October 31, 2019 - Updated on November 1, 2019

New law takes Internet censorship in Russia to a new level

Crédit: RosKomSvoboda

Extreme Internet censorship is becoming legal in Russia – even if many technical questions are left unanswered. A law coming into force on 1 November enables the authorities to disconnect Russia’s Internet users from the global network. Reporters Without Borders (RSF) condemns this law as a dangerous step towards comprehensive control and monitoring of digital communications.  

"This law is an attempt to take Internet censorship in Russia to a new level", said Christian Mihr, executive director of RSF Germany. "It proves that the Russian leadership is ready to bring the entire network infrastructure under political control in order to cut off the digital information flow whenever needed. Even if the new regulations may not be fully enforceable, they show how extensively Internet freedom is threatened in Russia."

President Vladimir Putin signed the "Law on the Sovereign Internet" on 1 May. Its official purpose is to ensure the smooth functioning of the Russian network independently of the global Internet in the event of a crisis or external attack. To this end, the law creates the conditions for the Russian authorities to isolate Russia from parts of the Internet. In the future, the authorities could potentially shut down access throughout Russia to certain Internet providers, for example, or to all international data traffic or even to data traffic within Russia.

One of the most important consequences of the law is that it centralizes the control and filtering of data traffic: In future, it will no longer be the Internet providers who will be responsible for this, but the intelligence services and media supervisory authorities. In this way, the government hopes to be able to block prohibited content and platforms more effectively than before.

Providers need to install devices that allow supervisory access

Specifically, the law requires Internet providers to route Russian data traffic only through nodes approved by the Roskomnadzor media authority that do not allow connections to unauthorized Internet providers. All Russian providers and other service providers must install technology that allows Roskomnadzor to block data traffic if necessary.

However, most Internet service providers do not yet have this technology. According to the news portal RBC, it will initially be tested in the Urals administrative region by the end of the year. Since late October, the "big four" telecommunications companies – Rostelecom, MTS, Megafon and Vimpelcom – as well as several smaller providers have been installing the required devices and testing them at intervals. The tests initially only concern fixed-network connections and exclude mobile Internet.

Roskomnadzor is to monitor data traffic for threats to Russia's Internet access and closely control cross-border data traffic. The law leaves many technical questions unanswered. It makes it clear, however, that the government can give instructions to Internet providers directly and without judicial control and that the public is not informed about what content is being blocked or for what reasons.

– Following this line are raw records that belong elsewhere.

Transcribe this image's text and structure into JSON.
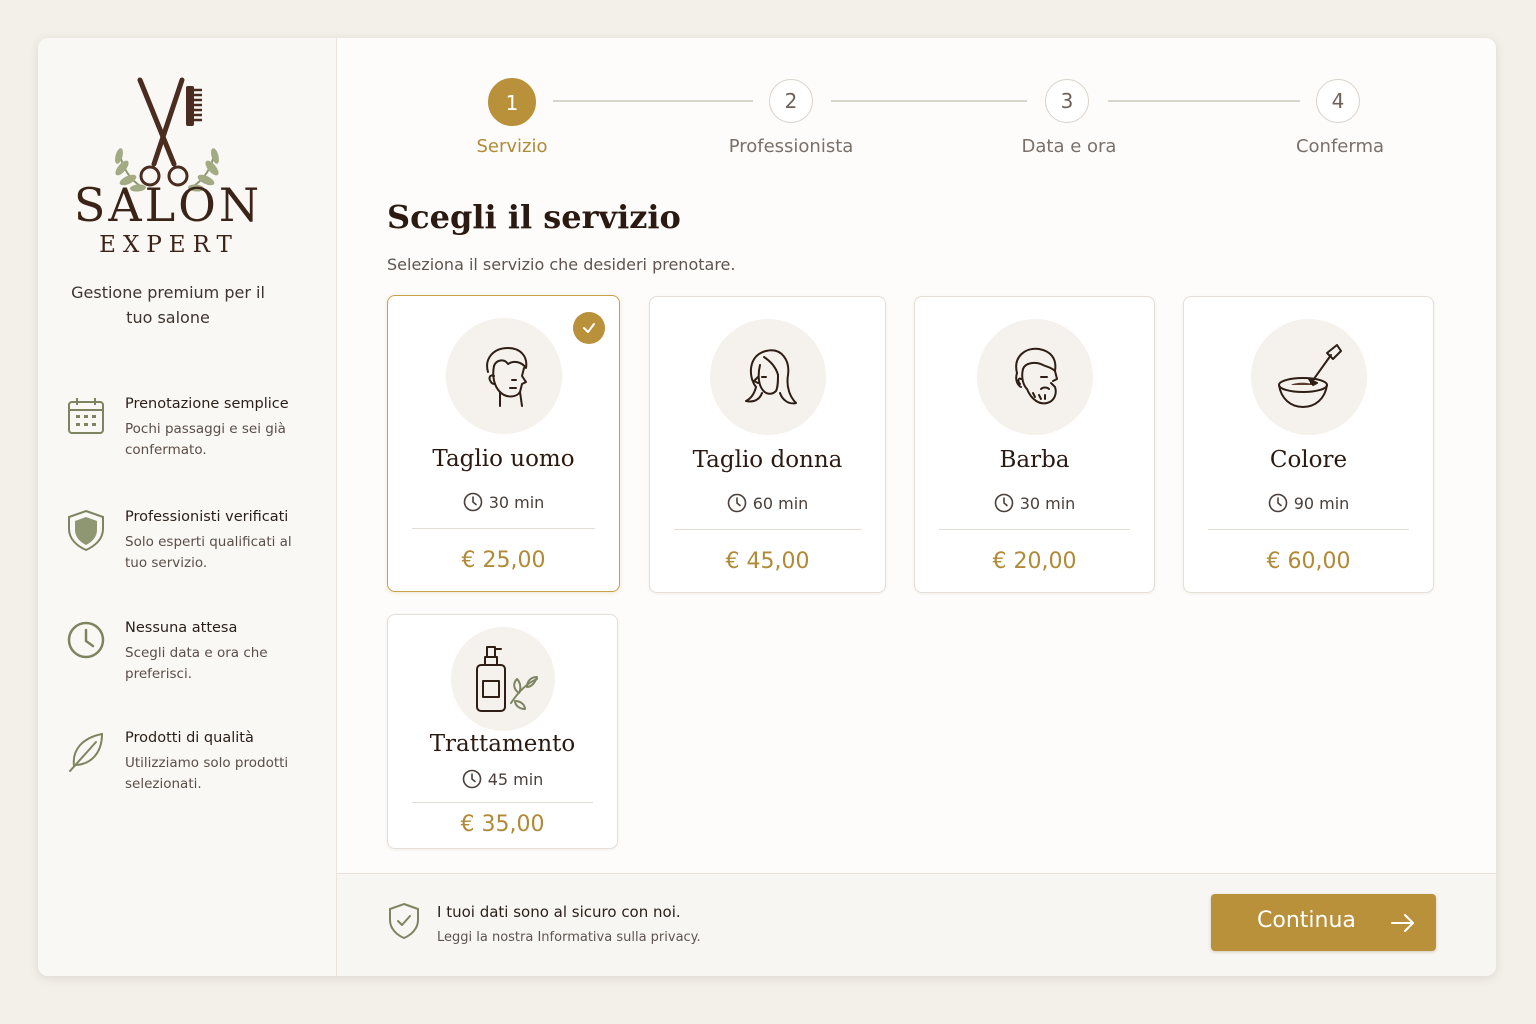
{
  "brand": {
    "name": "SALON",
    "sub": "EXPERT",
    "tagline": "Gestione premium per il tuo salone",
    "logo_icon": "scissors-comb-laurel-icon"
  },
  "features": [
    {
      "icon": "calendar-icon",
      "title": "Prenotazione semplice",
      "desc": "Pochi passaggi e sei già confermato."
    },
    {
      "icon": "shield-icon",
      "title": "Professionisti verificati",
      "desc": "Solo esperti qualificati al tuo servizio."
    },
    {
      "icon": "clock-icon",
      "title": "Nessuna attesa",
      "desc": "Scegli data e ora che preferisci."
    },
    {
      "icon": "leaf-icon",
      "title": "Prodotti di qualità",
      "desc": "Utilizziamo solo prodotti selezionati."
    }
  ],
  "steps": [
    {
      "number": "1",
      "label": "Servizio",
      "active": true
    },
    {
      "number": "2",
      "label": "Professionista",
      "active": false
    },
    {
      "number": "3",
      "label": "Data e ora",
      "active": false
    },
    {
      "number": "4",
      "label": "Conferma",
      "active": false
    }
  ],
  "main": {
    "title": "Scegli il servizio",
    "subtitle": "Seleziona il servizio che desideri prenotare."
  },
  "services": [
    {
      "name": "Taglio uomo",
      "duration": "30 min",
      "price": "€ 25,00",
      "icon": "man-head-icon",
      "selected": true
    },
    {
      "name": "Taglio donna",
      "duration": "60 min",
      "price": "€ 45,00",
      "icon": "woman-head-icon",
      "selected": false
    },
    {
      "name": "Barba",
      "duration": "30 min",
      "price": "€ 20,00",
      "icon": "beard-icon",
      "selected": false
    },
    {
      "name": "Colore",
      "duration": "90 min",
      "price": "€ 60,00",
      "icon": "color-bowl-brush-icon",
      "selected": false
    },
    {
      "name": "Trattamento",
      "duration": "45 min",
      "price": "€ 35,00",
      "icon": "bottle-leaf-icon",
      "selected": false
    }
  ],
  "footer": {
    "secure_title": "I tuoi dati sono al sicuro con noi.",
    "secure_desc": "Leggi la nostra Informativa sulla privacy.",
    "continue_label": "Continua"
  },
  "colors": {
    "accent": "#b8913a",
    "text_dark": "#2a1a12",
    "muted": "#5e5550",
    "olive": "#7d8560"
  }
}
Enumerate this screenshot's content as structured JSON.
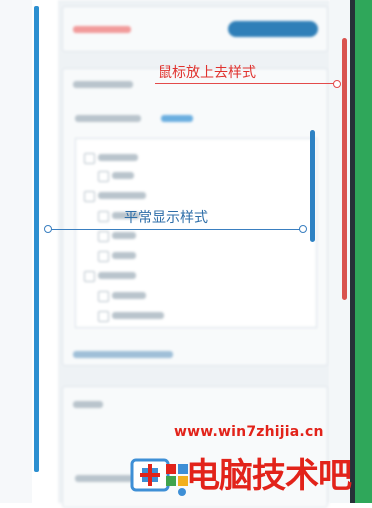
{
  "annotations": {
    "hover_style_label": "鼠标放上去样式",
    "normal_style_label": "平常显示样式"
  },
  "watermark": {
    "url": "www.win7zhijia.cn",
    "brand": "电脑技术吧",
    "logo_icon": "windows-logo-icon"
  },
  "colors": {
    "hover_accent": "#e0332f",
    "normal_accent": "#2e6ea8",
    "normal_scrollbar": "#2e82c4",
    "hover_scrollbar": "#d9534f",
    "right_green_bar": "#2fa75a",
    "watermark_red": "#e2231a"
  }
}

According to the text of the law, these measures are to be applied in the event of an undefined "security threat". It is entirely up to the government to decide what is considered a threat and how to respond to it.

In addition, the law provides for the creation of an independent Russian Domain Name System (DNS) – a sort of Internet  address book that determines the IP address to which a user is directed when entering an address. From January 2021 onwards, Internet providers will be obliged to use this national DNS. This would enable the state to manipulate requests from Russian Internet users at will, to let them run into a void, or direct them to fake websites.

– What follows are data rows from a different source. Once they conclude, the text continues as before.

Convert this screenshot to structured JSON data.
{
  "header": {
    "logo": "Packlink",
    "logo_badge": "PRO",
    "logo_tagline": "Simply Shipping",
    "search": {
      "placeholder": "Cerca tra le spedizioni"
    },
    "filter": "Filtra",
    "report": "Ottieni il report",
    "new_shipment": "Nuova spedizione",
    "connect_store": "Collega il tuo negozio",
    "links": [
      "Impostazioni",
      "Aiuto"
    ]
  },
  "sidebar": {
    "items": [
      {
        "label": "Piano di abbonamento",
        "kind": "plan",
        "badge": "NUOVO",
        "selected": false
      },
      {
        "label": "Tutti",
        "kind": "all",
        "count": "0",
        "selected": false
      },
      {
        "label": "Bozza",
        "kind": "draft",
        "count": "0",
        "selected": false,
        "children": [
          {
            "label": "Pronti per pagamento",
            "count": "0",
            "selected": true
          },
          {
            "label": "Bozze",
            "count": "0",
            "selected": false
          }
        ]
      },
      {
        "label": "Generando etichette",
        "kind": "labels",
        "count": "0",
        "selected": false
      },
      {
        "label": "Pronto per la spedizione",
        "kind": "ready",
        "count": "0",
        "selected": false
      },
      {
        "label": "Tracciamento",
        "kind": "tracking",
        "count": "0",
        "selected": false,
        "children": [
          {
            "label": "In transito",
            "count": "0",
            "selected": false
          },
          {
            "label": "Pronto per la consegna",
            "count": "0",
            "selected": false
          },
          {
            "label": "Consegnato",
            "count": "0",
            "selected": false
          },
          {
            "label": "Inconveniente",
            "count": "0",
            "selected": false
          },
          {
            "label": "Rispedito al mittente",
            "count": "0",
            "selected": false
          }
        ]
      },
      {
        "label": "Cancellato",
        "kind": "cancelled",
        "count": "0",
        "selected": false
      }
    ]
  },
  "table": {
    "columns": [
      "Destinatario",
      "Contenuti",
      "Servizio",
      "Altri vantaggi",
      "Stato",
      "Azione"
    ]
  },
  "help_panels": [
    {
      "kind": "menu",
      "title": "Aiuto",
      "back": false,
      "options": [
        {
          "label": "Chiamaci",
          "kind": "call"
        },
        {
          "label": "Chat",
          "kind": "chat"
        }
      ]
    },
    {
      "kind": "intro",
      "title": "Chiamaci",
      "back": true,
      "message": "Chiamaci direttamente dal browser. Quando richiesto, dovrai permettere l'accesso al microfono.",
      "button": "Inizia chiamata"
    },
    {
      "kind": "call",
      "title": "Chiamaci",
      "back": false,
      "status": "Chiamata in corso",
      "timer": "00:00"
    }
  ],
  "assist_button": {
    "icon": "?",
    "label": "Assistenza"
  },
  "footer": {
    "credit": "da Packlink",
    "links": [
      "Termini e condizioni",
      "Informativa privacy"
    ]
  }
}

Law violates human rights standards

With these very broad, vaguely defined powers for very far-reaching, non-transparent and unmonitored government interference, the law violates the standards on freedom of expression and protection of privacy that derive from Russia's European and international human rights obligations. It threatens freedom of expression and freedom of the media on the Internet as well as online anonymity, and creates new possibilities for monitoring the Internet.

It is unclear whether the plans can be implemented technically at all. Providers fear massive Internet traffic disruptions and the Court of Audit has criticized the project’s enormous costs. The Russian business association warned that Russia could not easily be separated from the most important foreign servers through which large parts of the business transactions of Russian corporations pass.

Russia is ranked 149th out of 180 countries in RSF's 2019 World Press Freedom Index.